When Egypt’s current legislature gathered under the dome of the parliament building on January 10, 2016, the country completed the final step in its “democratic road map.” But simply convening as a parliament does not necessarily mean that the body is truly engaging in democratic practice; further analysis is necessary to examine the function of the parliament and the ability of members to uphold their sworn oath to respect rule of law and the interests of the Egyptian people. Thus, the Tahrir Institute for Middle East Policy (TIMEP) launched its Egypt Parliament Watch project to assess the performance of Egypt’s unicameral parliament, the House of Representatives, and the quality of the legislation it produces.
The project includes years of data collection and review of political developments in the country, and it builds on TIMEP’s Parliamentary Elections and Legislation Tracker projects, which provided comprehensive analysis of the 2015 elections and legislation passed by executive decrees under President Abdel-Fattah El Sisi.
This report serves as the third full session report in the ongoing project. Along with the others in the Egypt Parliament Watch series, it provides analysis on the parliament with sections on parliamentary performance and legislation, along with appendices detailing a timeline of the third session and the report’s methodology.
This section reviews the parliament’s performance based on four key indicators, describing relevant developments and providing analysis and areas of concern.
The indicators include:
Checks and Balances: Was the parliament able to act as an effective check and balance to the executive, the judiciary, and other state institutions?
Accountability: Did members of parliament restrict their activity in accordance with existing statutes and bylaws, and did parliament implement equitable mechanisms to sanction members who did not?
Public Engagement and Transparency: Did the parliament make its activities known to the public and seek to engage with its constituencies to ensure effective representation?
Legislative Capacity: Was the parliament able to craft sound legislation in compliance with international and constitutional law?

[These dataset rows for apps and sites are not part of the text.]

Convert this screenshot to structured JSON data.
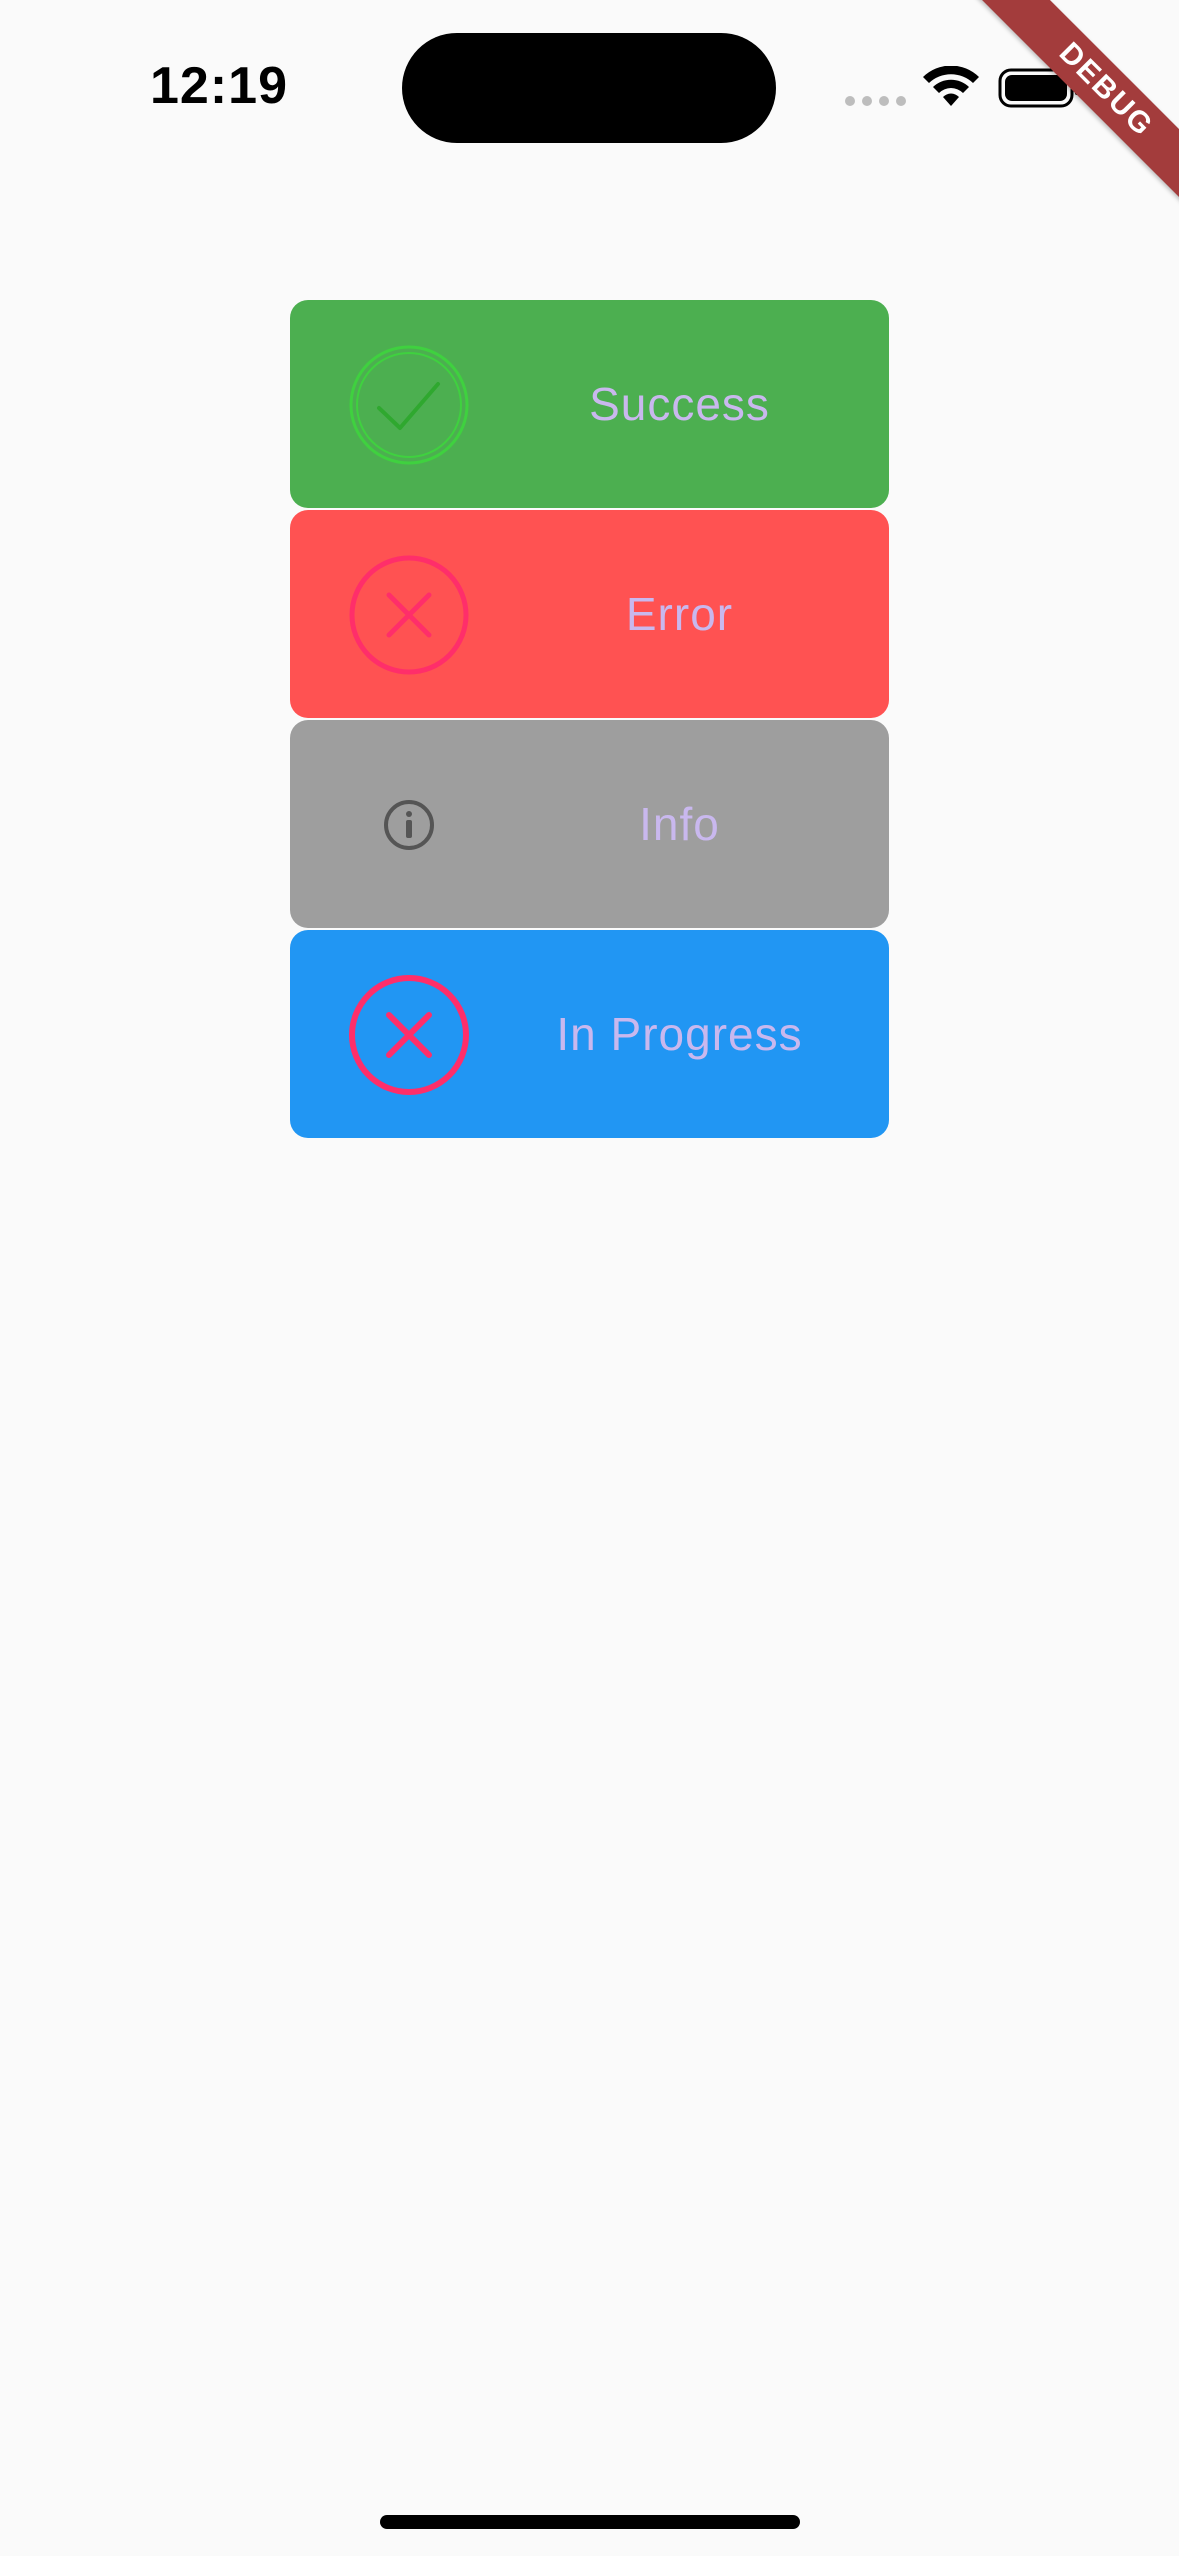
{
  "status_bar": {
    "time": "12:19"
  },
  "debug_banner": {
    "label": "DEBUG"
  },
  "cards": [
    {
      "label": "Success",
      "icon": "check-circle-icon",
      "background": "#4caf50",
      "icon_color": "#3fd13f"
    },
    {
      "label": "Error",
      "icon": "x-circle-icon",
      "background": "#ff5252",
      "icon_color": "#ff2e6a"
    },
    {
      "label": "Info",
      "icon": "info-circle-icon",
      "background": "#9e9e9e",
      "icon_color": "#555555"
    },
    {
      "label": "In Progress",
      "icon": "x-circle-icon",
      "background": "#2196f3",
      "icon_color": "#ff2e6a"
    }
  ],
  "colors": {
    "label_text": "#c9b8ee",
    "page_background": "#fafafa"
  }
}
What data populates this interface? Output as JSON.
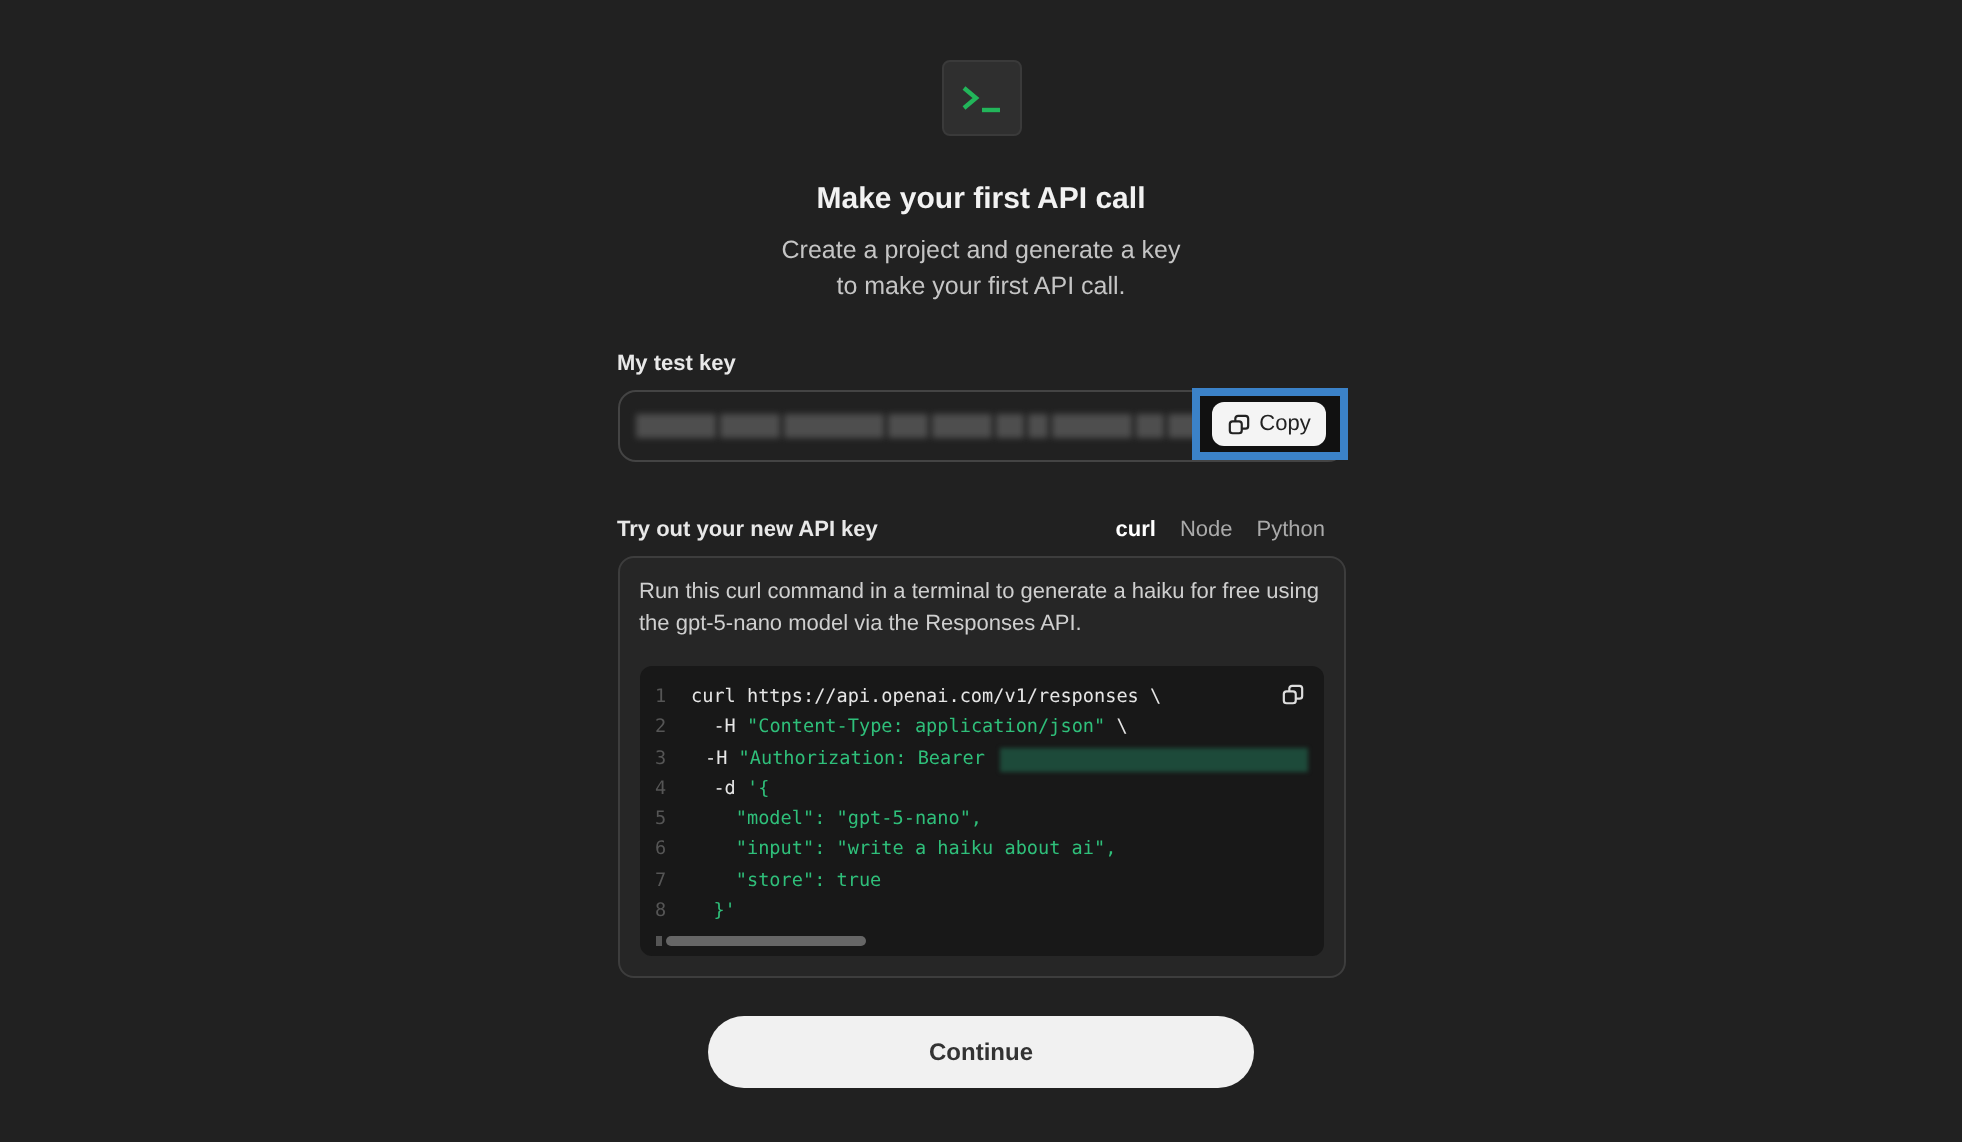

In line with TIMEP’s previous legislation tracker project, this section provides an English-language register of laws passed by parliament during the session. This section also features a spotlight of some of the most notable pieces of legislation; additional detail on these laws is available via the TIMEP Law Briefs, a separate output which complements this EPW report.
It is TIMEP’s hope that this report and the analysis found herein will be of use to those interested in Egypt’s progress toward more democratic representation, which was and has been a key demand since the 2011 revolution. As with all of TIMEP’s work, the report is intended to inform policies that will support the role of truly democratic institutions as part of a holistic policy program that holds human rights and rule of law as both inherently valuable and integral to security, stability, and prosperity.